= SOURCE MATERIAL =

*** Begin section ***

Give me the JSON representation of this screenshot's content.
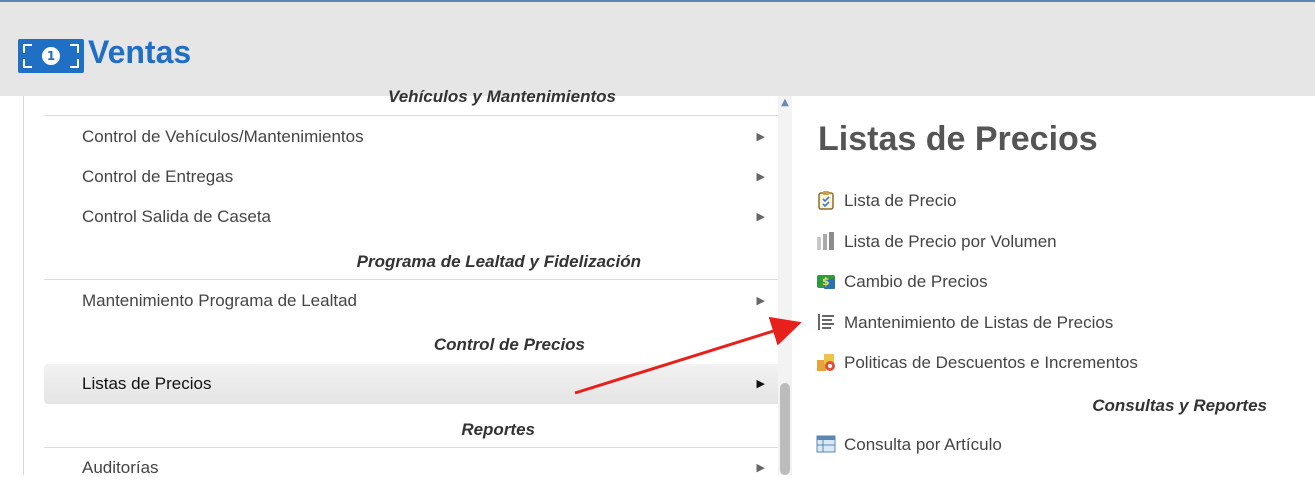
{
  "header": {
    "ghost_text": "",
    "app_title": "Ventas",
    "badge_number": "1"
  },
  "left_menu": {
    "top_partial_section": "Vehículos y Mantenimientos",
    "items_group1": [
      {
        "label": "Control de Vehículos/Mantenimientos"
      },
      {
        "label": "Control de Entregas"
      },
      {
        "label": "Control Salida de Caseta"
      }
    ],
    "section_lealtad": "Programa de Lealtad y Fidelización",
    "item_lealtad": "Mantenimiento Programa de Lealtad",
    "section_precios": "Control de Precios",
    "item_precios_active": "Listas de Precios",
    "section_reportes": "Reportes",
    "item_auditorias": "Auditorías",
    "arrow_glyph": "▶"
  },
  "right_panel": {
    "title": "Listas de Precios",
    "items": [
      {
        "label": "Lista de Precio",
        "icon": "clipboard-icon"
      },
      {
        "label": "Lista de Precio por Volumen",
        "icon": "bar-volume-icon"
      },
      {
        "label": "Cambio de Precios",
        "icon": "money-icon"
      },
      {
        "label": "Mantenimiento de Listas de Precios",
        "icon": "list-lines-icon"
      },
      {
        "label": "Politicas de Descuentos e Incrementos",
        "icon": "boxes-icon"
      }
    ],
    "section_consultas": "Consultas y Reportes",
    "consulta_item": {
      "label": "Consulta por Artículo",
      "icon": "table-icon"
    }
  },
  "colors": {
    "brand_blue": "#1f6fc5",
    "annotation_red": "#e8201c"
  }
}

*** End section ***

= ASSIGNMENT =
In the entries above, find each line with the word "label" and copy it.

= YOUR RESPONSE =
        "label": "Control de Vehículos/Mantenimientos"
        "label": "Control de Entregas"
        "label": "Control Salida de Caseta"
        "label": "Lista de Precio",
        "label": "Lista de Precio por Volumen",
        "label": "Cambio de Precios",
        "label": "Mantenimiento de Listas de Precios",
        "label": "Politicas de Descuentos e Incrementos",
      "label": "Consulta por Artículo",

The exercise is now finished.